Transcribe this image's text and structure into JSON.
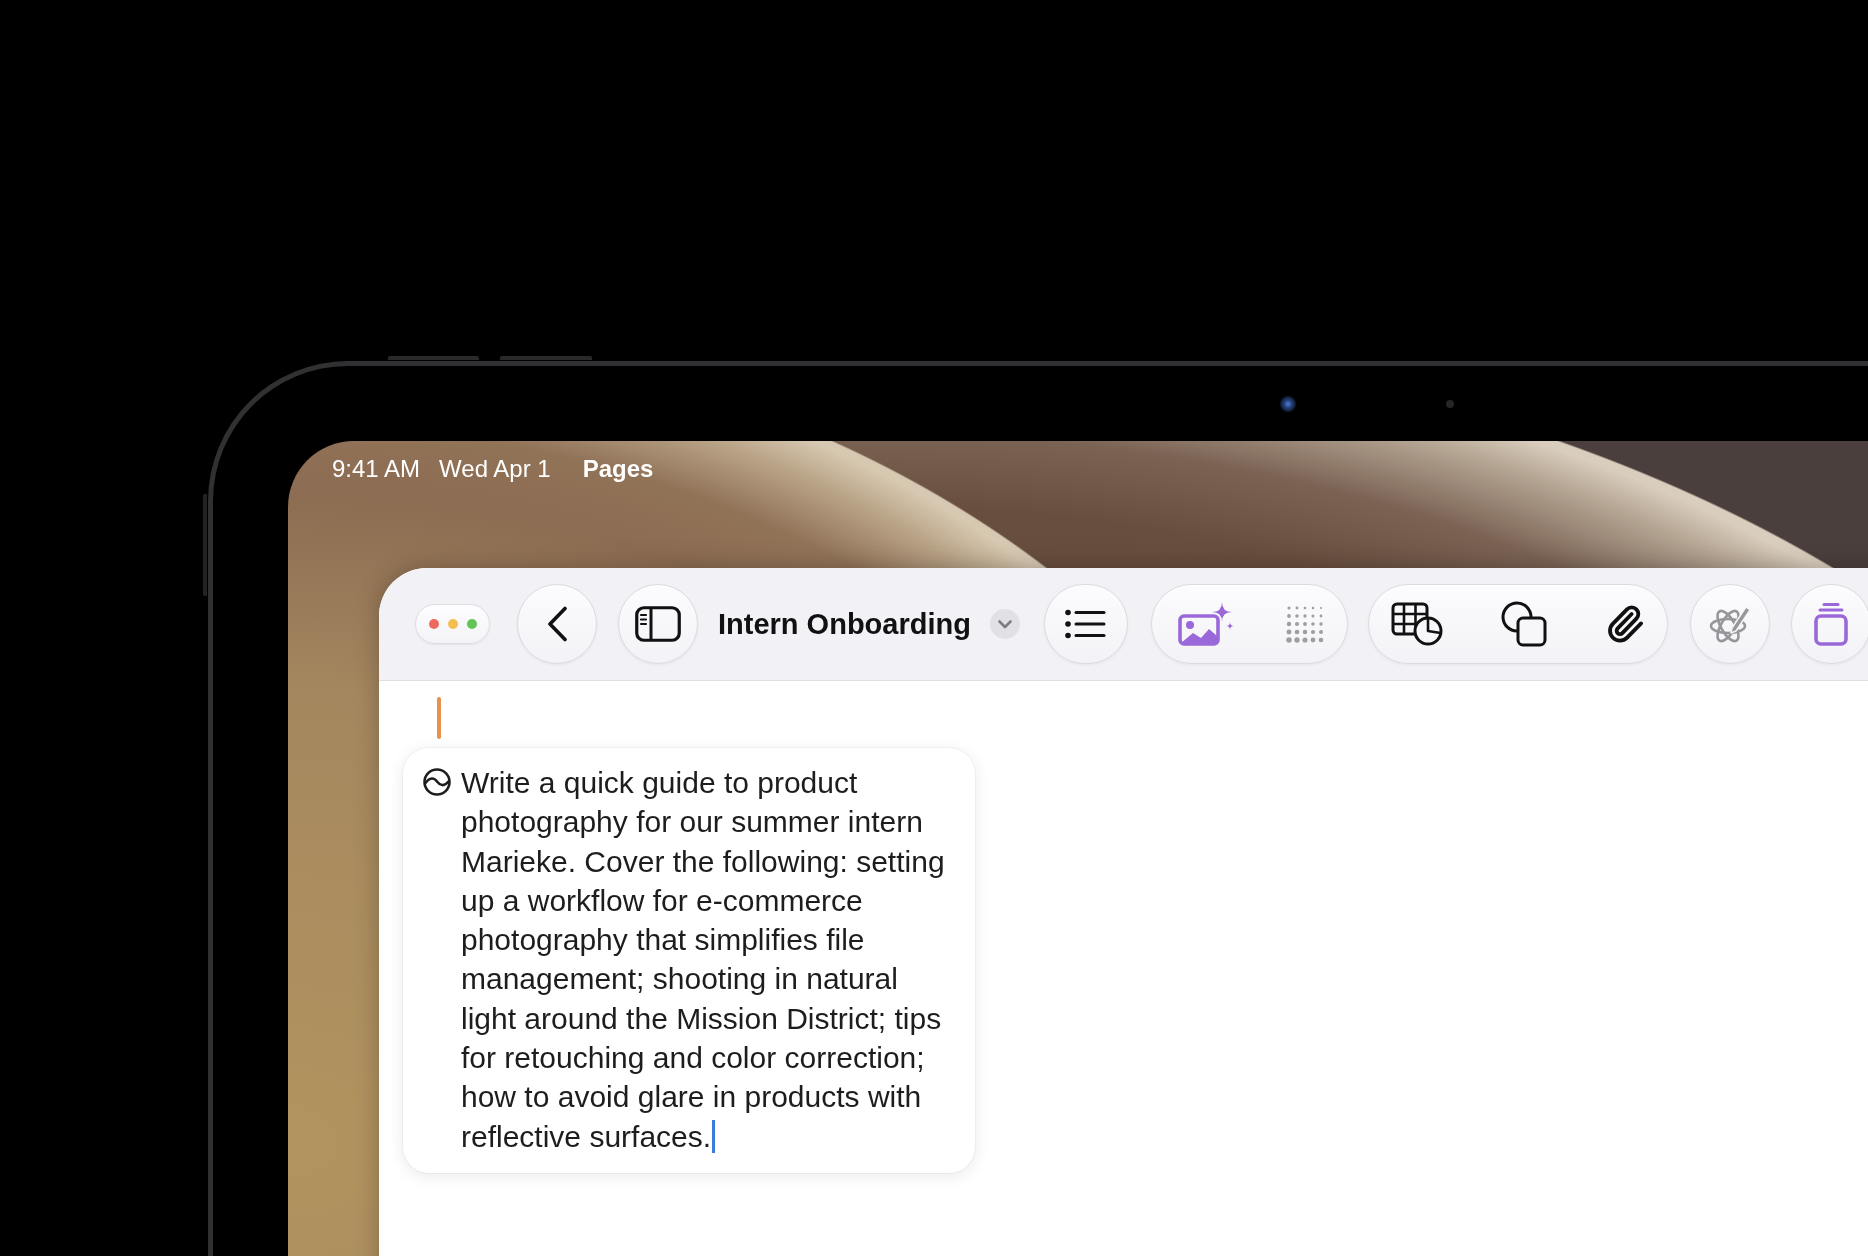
{
  "status_bar": {
    "time": "9:41 AM",
    "date": "Wed Apr 1",
    "app": "Pages"
  },
  "toolbar": {
    "title": "Intern Onboarding"
  },
  "document": {
    "prompt": "Write a quick guide to product photography for our summer intern Marieke. Cover the following: setting up a workflow for e-commerce photography that simplifies file management; shooting in natural light around the Mission District; tips for retouching and color correction; how to avoid glare in products with reflective surfaces."
  }
}
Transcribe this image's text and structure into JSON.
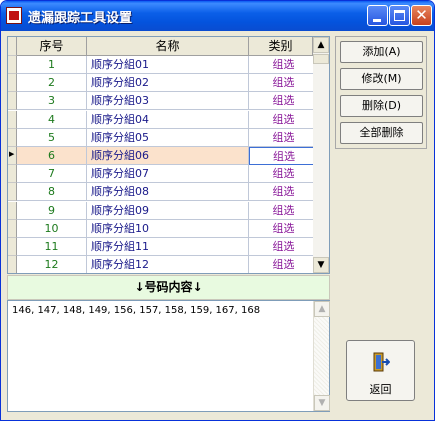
{
  "window": {
    "title": "遗漏跟踪工具设置"
  },
  "grid": {
    "columns": [
      "序号",
      "名称",
      "类别"
    ],
    "rows": [
      {
        "no": "1",
        "name": "顺序分組01",
        "type": "组选"
      },
      {
        "no": "2",
        "name": "顺序分組02",
        "type": "组选"
      },
      {
        "no": "3",
        "name": "顺序分組03",
        "type": "组选"
      },
      {
        "no": "4",
        "name": "顺序分組04",
        "type": "组选"
      },
      {
        "no": "5",
        "name": "顺序分組05",
        "type": "组选"
      },
      {
        "no": "6",
        "name": "顺序分組06",
        "type": "组选"
      },
      {
        "no": "7",
        "name": "顺序分組07",
        "type": "组选"
      },
      {
        "no": "8",
        "name": "顺序分組08",
        "type": "组选"
      },
      {
        "no": "9",
        "name": "顺序分組09",
        "type": "组选"
      },
      {
        "no": "10",
        "name": "顺序分組10",
        "type": "组选"
      },
      {
        "no": "11",
        "name": "顺序分組11",
        "type": "组选"
      },
      {
        "no": "12",
        "name": "顺序分組12",
        "type": "组选"
      }
    ],
    "selected_row_index": 5
  },
  "section_header": "↓号码内容↓",
  "content_text": "146, 147, 148, 149, 156, 157, 158, 159, 167, 168",
  "buttons": {
    "add": "添加(A)",
    "modify": "修改(M)",
    "delete": "删除(D)",
    "delete_all": "全部删除",
    "back": "返回"
  },
  "icons": {
    "app": "app-icon",
    "row_pointer": "row-pointer-icon",
    "exit": "exit-door-icon"
  }
}
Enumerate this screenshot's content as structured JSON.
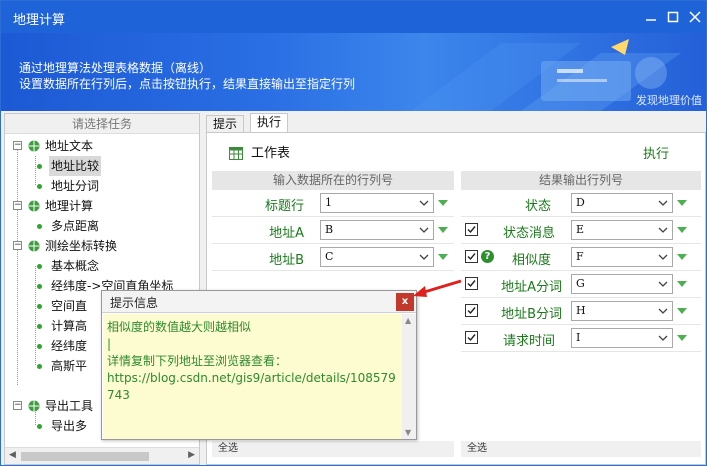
{
  "window": {
    "title": "地理计算",
    "controls": [
      "minimize",
      "maximize",
      "close"
    ]
  },
  "banner": {
    "line1": "通过地理算法处理表格数据（离线）",
    "line2": "设置数据所在行列后，点击按钮执行，结果直接输出至指定行列",
    "brand": "发现地理价值"
  },
  "left_panel": {
    "header": "请选择任务",
    "tree": [
      {
        "label": "地址文本",
        "expanded": true,
        "children": [
          {
            "label": "地址比较",
            "selected": true
          },
          {
            "label": "地址分词"
          }
        ]
      },
      {
        "label": "地理计算",
        "expanded": true,
        "children": [
          {
            "label": "多点距离"
          }
        ]
      },
      {
        "label": "测绘坐标转换",
        "expanded": true,
        "children": [
          {
            "label": "基本概念"
          },
          {
            "label": "经纬度->空间直角坐标"
          },
          {
            "label": "空间直"
          },
          {
            "label": "计算高"
          },
          {
            "label": "经纬度"
          },
          {
            "label": "高斯平"
          }
        ]
      },
      {
        "label": "导出工具",
        "expanded": true,
        "children": [
          {
            "label": "导出多"
          }
        ]
      }
    ]
  },
  "tabs": [
    "提示",
    "执行"
  ],
  "active_tab": "执行",
  "toolbar": {
    "sheet_label": "工作表",
    "execute_label": "执行"
  },
  "input_section": {
    "header": "输入数据所在的行列号",
    "rows": [
      {
        "label": "标题行",
        "value": "1"
      },
      {
        "label": "地址A",
        "value": "B"
      },
      {
        "label": "地址B",
        "value": "C"
      }
    ],
    "footer": "全选"
  },
  "output_section": {
    "header": "结果输出行列号",
    "rows": [
      {
        "label": "状态",
        "value": "D",
        "checked": false,
        "has_checkbox": false
      },
      {
        "label": "状态消息",
        "value": "E",
        "checked": true,
        "has_checkbox": true
      },
      {
        "label": "相似度",
        "value": "F",
        "checked": true,
        "has_checkbox": true,
        "help": true
      },
      {
        "label": "地址A分词",
        "value": "G",
        "checked": true,
        "has_checkbox": true
      },
      {
        "label": "地址B分词",
        "value": "H",
        "checked": true,
        "has_checkbox": true
      },
      {
        "label": "请求时间",
        "value": "I",
        "checked": true,
        "has_checkbox": true
      }
    ],
    "footer": "全选"
  },
  "popup": {
    "title": "提示信息",
    "close_label": "x",
    "line1": "相似度的数值越大则越相似",
    "line2": "详情复制下列地址至浏览器查看：",
    "line3": "https://blog.csdn.net/gis9/article/details/108579743"
  },
  "colors": {
    "titlebar": "#1f63d9",
    "label_green": "#1a7a1a",
    "popup_bg": "#fdfbd0",
    "annotation_arrow": "#e0201c"
  }
}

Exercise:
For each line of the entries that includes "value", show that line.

Exercise result:
        "value": "1"
        "value": "B"
        "value": "C"
        "value": "D",
        "value": "E",
        "value": "F",
        "value": "G",
        "value": "H",
        "value": "I",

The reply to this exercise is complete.